ASSIGNMENT: Lines in the records below that contain the word "масштабирование" must each be copied.

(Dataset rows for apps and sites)
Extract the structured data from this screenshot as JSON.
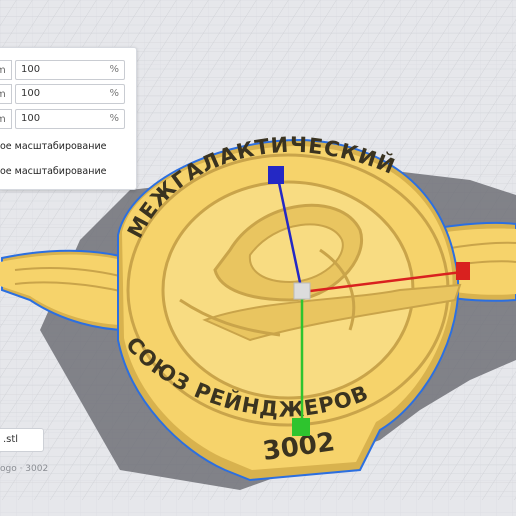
{
  "viewport": {
    "model": {
      "top_arc_text": "МЕЖГАЛАКТИЧЕСКИЙ",
      "bottom_arc_text": "СОЮЗ РЕЙНДЖЕРОВ",
      "year_text": "3002"
    },
    "colors": {
      "grid_bg": "#e6e7eb",
      "grid_line": "#c9ccd2",
      "model_fill": "#f6d36b",
      "model_shade": "#d8b24e",
      "model_outline": "#2c6fe0",
      "shadow": "#6e7077",
      "axis_x": "#d9211f",
      "axis_y": "#2ec42e",
      "axis_z": "#2428c4"
    }
  },
  "scale_tool": {
    "rows": [
      {
        "unit_cut": "m",
        "value": "100",
        "unit": "%"
      },
      {
        "unit_cut": "m",
        "value": "100",
        "unit": "%"
      },
      {
        "unit_cut": "m",
        "value": "100",
        "unit": "%"
      }
    ],
    "checkbox_1_label": "ое масштабирование",
    "checkbox_2_label": "ое масштабирование"
  },
  "object_list": {
    "file_chip_label": ".stl",
    "caption": "ogo · 3002"
  }
}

TASK OUTPUT:
    "checkbox_1_label": "ое масштабирование",
    "checkbox_2_label": "ое масштабирование"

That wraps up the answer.